What the exercise asks → The lines you need are those holding the word "methods"; pull them from the material.
========
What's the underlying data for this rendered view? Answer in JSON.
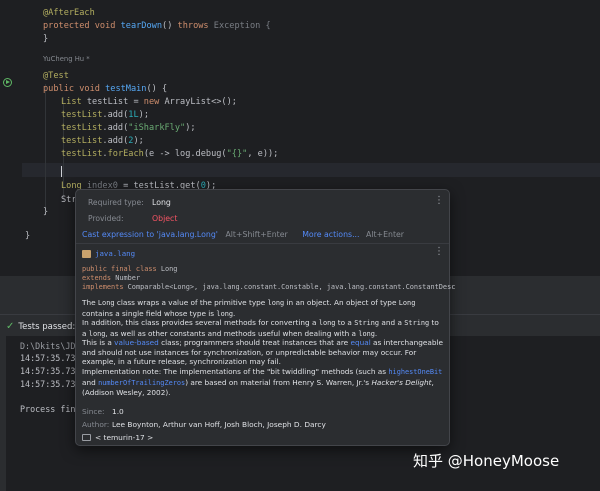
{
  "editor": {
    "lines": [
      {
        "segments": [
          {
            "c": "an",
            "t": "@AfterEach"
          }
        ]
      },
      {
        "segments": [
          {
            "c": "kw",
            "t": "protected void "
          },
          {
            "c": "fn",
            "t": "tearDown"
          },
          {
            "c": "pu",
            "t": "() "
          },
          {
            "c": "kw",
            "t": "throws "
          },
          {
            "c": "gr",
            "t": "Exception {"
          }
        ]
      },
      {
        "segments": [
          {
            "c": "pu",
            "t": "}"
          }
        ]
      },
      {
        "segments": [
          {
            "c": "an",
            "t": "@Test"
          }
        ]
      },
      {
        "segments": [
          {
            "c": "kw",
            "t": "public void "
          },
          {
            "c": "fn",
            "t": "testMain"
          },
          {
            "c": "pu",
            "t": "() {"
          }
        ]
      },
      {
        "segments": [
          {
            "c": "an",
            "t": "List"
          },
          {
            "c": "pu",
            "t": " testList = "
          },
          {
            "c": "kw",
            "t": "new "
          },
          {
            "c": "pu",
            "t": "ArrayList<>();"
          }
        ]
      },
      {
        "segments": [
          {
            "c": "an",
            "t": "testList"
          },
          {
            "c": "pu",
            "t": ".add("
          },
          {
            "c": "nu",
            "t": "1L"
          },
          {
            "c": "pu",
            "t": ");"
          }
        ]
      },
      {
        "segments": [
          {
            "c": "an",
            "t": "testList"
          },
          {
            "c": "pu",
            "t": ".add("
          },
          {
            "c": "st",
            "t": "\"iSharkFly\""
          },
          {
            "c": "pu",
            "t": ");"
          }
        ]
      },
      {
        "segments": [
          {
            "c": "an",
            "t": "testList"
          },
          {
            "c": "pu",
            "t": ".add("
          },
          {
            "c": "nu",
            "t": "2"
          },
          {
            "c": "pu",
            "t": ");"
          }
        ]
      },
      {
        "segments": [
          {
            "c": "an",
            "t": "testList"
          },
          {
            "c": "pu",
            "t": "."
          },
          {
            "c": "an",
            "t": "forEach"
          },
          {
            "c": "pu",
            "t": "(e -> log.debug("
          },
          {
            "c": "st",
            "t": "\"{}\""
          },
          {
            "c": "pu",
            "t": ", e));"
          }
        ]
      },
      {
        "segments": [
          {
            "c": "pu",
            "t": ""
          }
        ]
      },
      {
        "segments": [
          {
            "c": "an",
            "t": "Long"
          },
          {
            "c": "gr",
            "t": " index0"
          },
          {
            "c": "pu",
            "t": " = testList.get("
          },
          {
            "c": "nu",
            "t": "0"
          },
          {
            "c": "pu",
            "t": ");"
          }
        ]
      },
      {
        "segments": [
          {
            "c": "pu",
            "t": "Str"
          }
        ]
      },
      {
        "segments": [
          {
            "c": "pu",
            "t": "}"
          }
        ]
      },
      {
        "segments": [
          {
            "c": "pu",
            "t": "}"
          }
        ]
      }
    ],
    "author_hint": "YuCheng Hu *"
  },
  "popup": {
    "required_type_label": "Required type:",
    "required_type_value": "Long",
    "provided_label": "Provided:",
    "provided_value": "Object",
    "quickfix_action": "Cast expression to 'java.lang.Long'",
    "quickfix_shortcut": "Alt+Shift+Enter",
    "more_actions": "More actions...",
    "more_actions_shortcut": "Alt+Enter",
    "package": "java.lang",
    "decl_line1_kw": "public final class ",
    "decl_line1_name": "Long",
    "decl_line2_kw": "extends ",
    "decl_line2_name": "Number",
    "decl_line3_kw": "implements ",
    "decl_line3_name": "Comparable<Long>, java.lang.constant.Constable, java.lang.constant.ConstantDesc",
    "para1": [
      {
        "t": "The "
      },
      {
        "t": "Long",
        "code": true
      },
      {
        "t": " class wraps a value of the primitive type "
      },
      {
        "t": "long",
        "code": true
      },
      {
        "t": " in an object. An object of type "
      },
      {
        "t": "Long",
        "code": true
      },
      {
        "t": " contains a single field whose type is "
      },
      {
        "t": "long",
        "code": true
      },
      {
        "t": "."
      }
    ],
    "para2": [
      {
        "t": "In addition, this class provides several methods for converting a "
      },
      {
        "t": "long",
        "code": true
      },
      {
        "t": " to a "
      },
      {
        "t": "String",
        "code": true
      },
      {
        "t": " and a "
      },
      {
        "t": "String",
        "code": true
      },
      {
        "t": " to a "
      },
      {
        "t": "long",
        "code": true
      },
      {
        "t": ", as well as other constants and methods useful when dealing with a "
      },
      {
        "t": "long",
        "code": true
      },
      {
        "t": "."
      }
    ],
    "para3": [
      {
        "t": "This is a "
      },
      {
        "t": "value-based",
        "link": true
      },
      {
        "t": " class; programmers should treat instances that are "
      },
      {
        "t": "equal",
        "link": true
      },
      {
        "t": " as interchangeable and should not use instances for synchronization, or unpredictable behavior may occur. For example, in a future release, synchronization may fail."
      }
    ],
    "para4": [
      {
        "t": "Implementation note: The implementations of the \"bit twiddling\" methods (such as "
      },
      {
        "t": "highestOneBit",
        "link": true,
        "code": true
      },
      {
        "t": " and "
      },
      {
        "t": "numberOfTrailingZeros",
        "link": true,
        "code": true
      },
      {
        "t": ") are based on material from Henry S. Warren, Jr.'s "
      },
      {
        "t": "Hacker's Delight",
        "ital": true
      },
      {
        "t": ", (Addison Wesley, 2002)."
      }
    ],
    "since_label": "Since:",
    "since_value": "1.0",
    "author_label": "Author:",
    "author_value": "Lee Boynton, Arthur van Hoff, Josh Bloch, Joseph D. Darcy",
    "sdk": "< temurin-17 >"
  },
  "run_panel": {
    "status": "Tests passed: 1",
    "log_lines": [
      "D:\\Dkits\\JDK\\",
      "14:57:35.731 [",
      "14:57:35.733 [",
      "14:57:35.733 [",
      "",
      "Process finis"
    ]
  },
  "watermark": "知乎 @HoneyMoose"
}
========
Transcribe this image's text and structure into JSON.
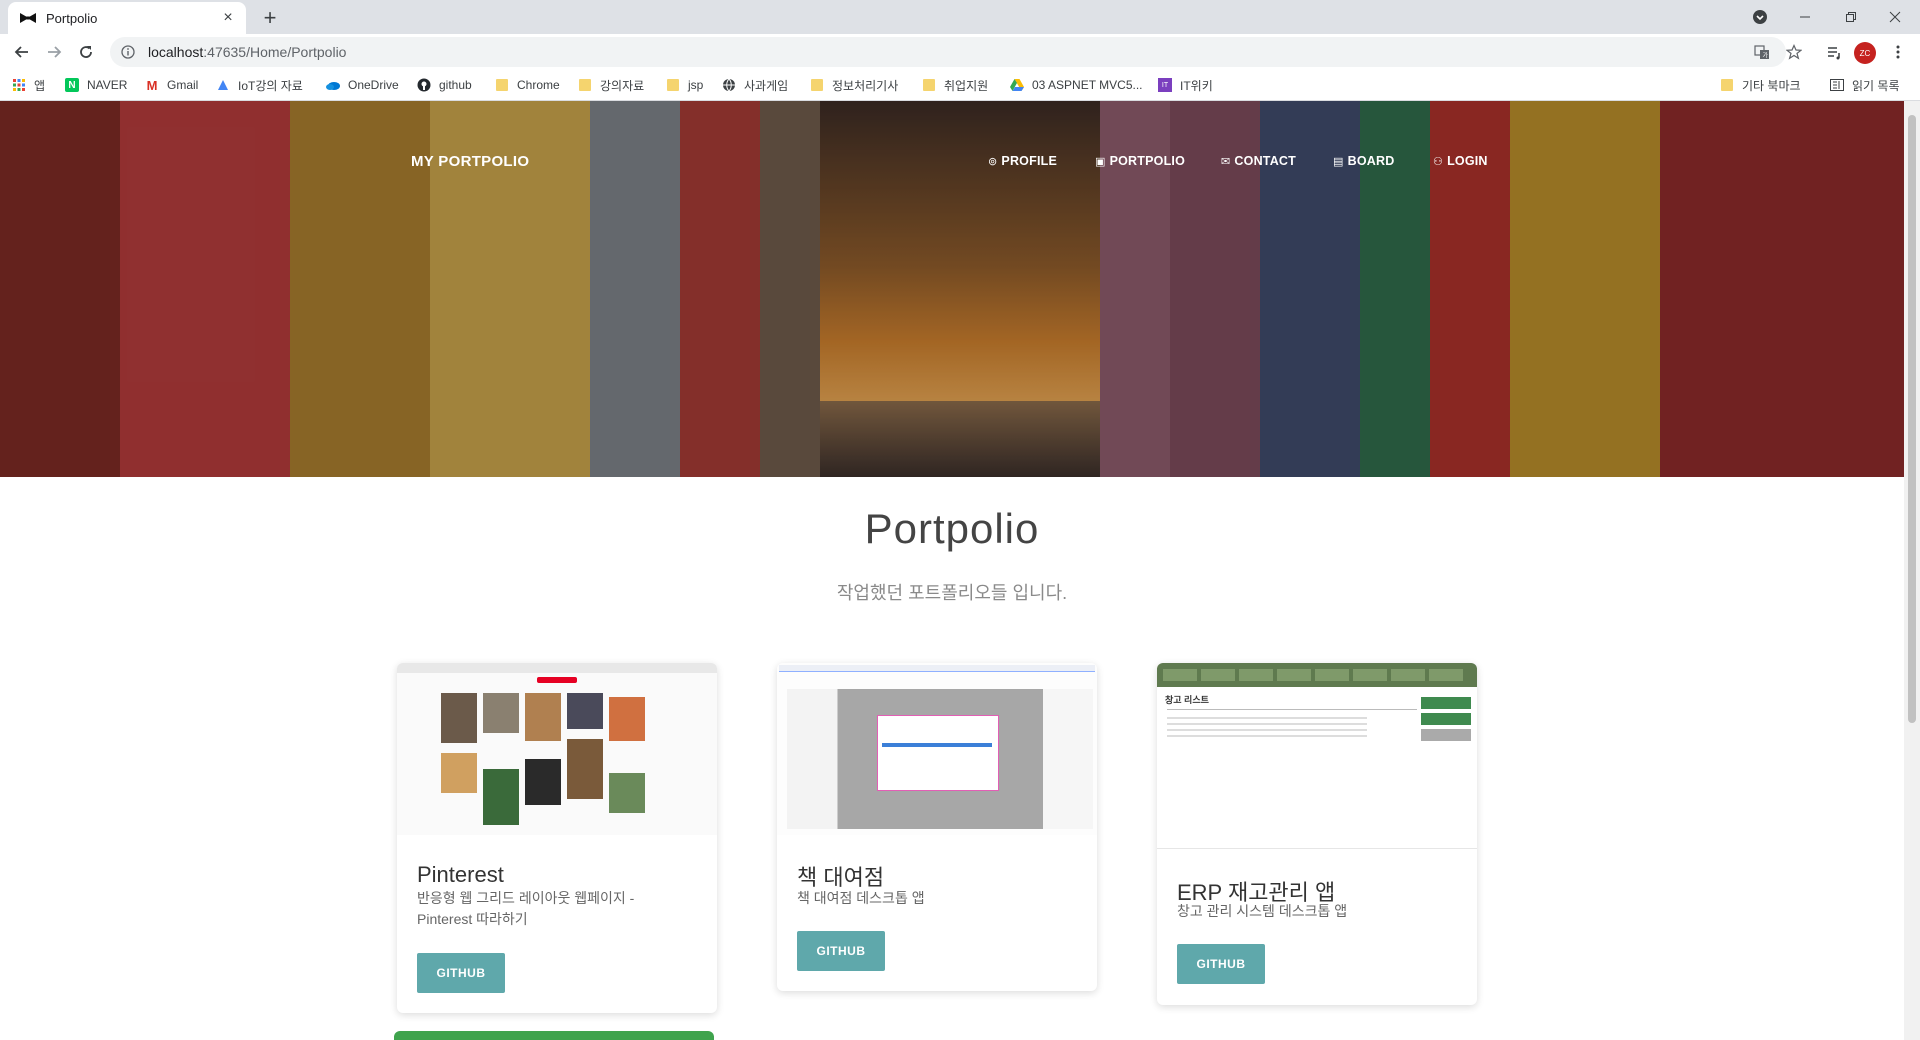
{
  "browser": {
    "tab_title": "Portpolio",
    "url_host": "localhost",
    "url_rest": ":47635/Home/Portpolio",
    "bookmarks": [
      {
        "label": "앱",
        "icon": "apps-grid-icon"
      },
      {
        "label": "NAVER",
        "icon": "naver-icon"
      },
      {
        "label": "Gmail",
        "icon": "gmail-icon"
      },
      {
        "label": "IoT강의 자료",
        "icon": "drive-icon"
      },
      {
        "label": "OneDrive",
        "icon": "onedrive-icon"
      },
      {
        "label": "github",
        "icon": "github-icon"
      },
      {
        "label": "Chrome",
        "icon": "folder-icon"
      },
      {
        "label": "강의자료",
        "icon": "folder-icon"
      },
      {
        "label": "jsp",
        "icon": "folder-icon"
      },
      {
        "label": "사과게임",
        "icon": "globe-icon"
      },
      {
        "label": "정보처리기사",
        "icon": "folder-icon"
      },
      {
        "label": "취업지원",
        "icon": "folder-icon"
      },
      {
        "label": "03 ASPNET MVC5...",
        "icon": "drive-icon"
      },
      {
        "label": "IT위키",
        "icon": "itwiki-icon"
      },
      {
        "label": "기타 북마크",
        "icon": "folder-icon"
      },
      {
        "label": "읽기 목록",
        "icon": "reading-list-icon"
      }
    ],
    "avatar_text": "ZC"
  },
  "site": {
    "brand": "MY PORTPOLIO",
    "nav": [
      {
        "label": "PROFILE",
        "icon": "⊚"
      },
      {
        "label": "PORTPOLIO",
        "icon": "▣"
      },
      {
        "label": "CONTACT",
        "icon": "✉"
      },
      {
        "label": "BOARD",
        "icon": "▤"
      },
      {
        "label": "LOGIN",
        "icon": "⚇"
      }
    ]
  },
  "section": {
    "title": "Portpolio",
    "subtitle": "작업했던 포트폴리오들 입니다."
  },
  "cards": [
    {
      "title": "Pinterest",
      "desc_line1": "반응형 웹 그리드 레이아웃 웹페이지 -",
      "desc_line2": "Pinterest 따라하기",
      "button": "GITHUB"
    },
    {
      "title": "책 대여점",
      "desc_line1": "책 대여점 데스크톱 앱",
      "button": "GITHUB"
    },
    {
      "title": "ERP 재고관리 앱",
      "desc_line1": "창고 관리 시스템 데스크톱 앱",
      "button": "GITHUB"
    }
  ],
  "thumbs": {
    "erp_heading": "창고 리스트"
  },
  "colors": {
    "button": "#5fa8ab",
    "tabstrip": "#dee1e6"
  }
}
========
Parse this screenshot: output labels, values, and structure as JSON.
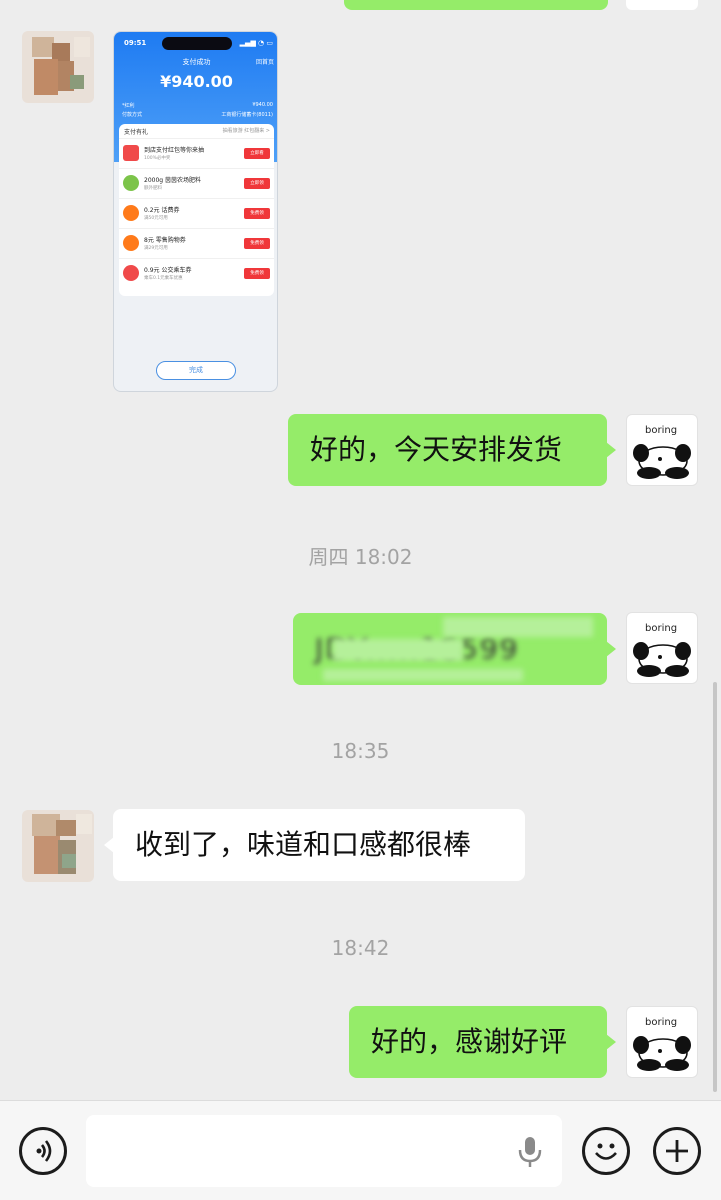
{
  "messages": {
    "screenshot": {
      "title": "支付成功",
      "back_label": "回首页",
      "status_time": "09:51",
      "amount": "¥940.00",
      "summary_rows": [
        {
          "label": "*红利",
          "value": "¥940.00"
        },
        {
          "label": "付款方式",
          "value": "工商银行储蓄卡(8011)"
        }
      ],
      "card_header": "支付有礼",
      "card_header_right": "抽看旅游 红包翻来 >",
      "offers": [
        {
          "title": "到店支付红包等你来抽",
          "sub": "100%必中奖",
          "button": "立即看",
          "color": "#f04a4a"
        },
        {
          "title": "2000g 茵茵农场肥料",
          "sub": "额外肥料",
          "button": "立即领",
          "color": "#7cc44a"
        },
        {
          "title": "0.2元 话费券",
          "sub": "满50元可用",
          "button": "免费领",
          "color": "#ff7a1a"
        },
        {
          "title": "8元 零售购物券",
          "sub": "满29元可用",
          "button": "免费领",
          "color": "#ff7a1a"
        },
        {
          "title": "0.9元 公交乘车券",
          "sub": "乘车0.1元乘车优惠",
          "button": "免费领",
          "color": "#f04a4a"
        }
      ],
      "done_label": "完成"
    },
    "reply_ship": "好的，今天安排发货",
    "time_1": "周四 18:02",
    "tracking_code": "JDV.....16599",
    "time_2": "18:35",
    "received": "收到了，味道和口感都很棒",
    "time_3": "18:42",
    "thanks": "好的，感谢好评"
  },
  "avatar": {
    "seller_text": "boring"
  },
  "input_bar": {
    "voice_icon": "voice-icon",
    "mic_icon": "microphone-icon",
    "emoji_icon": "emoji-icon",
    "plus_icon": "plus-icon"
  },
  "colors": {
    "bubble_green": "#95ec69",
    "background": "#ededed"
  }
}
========
Result of the task →
        "t": "In addition, this class provides several methods for converting a "
        "t": ", as well as other constants and methods useful when dealing with a "
        "t": "Implementation note: The implementations of the \"bit twiddling\" methods (such as "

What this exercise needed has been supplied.